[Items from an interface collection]
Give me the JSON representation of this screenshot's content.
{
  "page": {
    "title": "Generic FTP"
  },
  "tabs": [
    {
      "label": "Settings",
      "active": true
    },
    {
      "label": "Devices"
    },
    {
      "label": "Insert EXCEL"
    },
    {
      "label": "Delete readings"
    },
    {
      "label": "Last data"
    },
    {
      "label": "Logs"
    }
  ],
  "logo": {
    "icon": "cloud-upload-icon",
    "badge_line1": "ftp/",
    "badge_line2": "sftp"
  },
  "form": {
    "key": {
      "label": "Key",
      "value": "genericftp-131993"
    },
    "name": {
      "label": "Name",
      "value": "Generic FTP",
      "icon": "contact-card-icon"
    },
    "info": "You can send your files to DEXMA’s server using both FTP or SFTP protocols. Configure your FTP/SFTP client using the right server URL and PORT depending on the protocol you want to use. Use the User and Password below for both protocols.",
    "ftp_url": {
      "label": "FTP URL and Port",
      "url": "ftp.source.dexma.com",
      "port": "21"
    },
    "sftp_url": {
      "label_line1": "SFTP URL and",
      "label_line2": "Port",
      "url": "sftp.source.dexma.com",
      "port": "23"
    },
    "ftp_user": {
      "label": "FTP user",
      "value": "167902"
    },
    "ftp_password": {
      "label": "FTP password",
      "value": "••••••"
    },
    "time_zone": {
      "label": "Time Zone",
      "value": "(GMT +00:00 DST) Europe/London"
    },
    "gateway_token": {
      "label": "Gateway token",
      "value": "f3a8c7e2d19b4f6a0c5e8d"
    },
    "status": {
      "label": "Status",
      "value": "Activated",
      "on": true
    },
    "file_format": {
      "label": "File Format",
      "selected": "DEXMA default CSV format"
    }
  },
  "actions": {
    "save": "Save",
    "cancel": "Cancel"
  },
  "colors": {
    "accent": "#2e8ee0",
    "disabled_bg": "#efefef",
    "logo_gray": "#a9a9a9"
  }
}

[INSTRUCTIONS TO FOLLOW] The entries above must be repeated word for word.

[FINISHED EXERCISE]
Give me the JSON representation of this screenshot's content.
{
  "page": {
    "title": "Generic FTP"
  },
  "tabs": [
    {
      "label": "Settings",
      "active": true
    },
    {
      "label": "Devices"
    },
    {
      "label": "Insert EXCEL"
    },
    {
      "label": "Delete readings"
    },
    {
      "label": "Last data"
    },
    {
      "label": "Logs"
    }
  ],
  "logo": {
    "icon": "cloud-upload-icon",
    "badge_line1": "ftp/",
    "badge_line2": "sftp"
  },
  "form": {
    "key": {
      "label": "Key",
      "value": "genericftp-131993"
    },
    "name": {
      "label": "Name",
      "value": "Generic FTP",
      "icon": "contact-card-icon"
    },
    "info": "You can send your files to DEXMA’s server using both FTP or SFTP protocols. Configure your FTP/SFTP client using the right server URL and PORT depending on the protocol you want to use. Use the User and Password below for both protocols.",
    "ftp_url": {
      "label": "FTP URL and Port",
      "url": "ftp.source.dexma.com",
      "port": "21"
    },
    "sftp_url": {
      "label_line1": "SFTP URL and",
      "label_line2": "Port",
      "url": "sftp.source.dexma.com",
      "port": "23"
    },
    "ftp_user": {
      "label": "FTP user",
      "value": "167902"
    },
    "ftp_password": {
      "label": "FTP password",
      "value": "••••••"
    },
    "time_zone": {
      "label": "Time Zone",
      "value": "(GMT +00:00 DST) Europe/London"
    },
    "gateway_token": {
      "label": "Gateway token",
      "value": "f3a8c7e2d19b4f6a0c5e8d"
    },
    "status": {
      "label": "Status",
      "value": "Activated",
      "on": true
    },
    "file_format": {
      "label": "File Format",
      "selected": "DEXMA default CSV format"
    }
  },
  "actions": {
    "save": "Save",
    "cancel": "Cancel"
  },
  "colors": {
    "accent": "#2e8ee0",
    "disabled_bg": "#efefef",
    "logo_gray": "#a9a9a9"
  }
}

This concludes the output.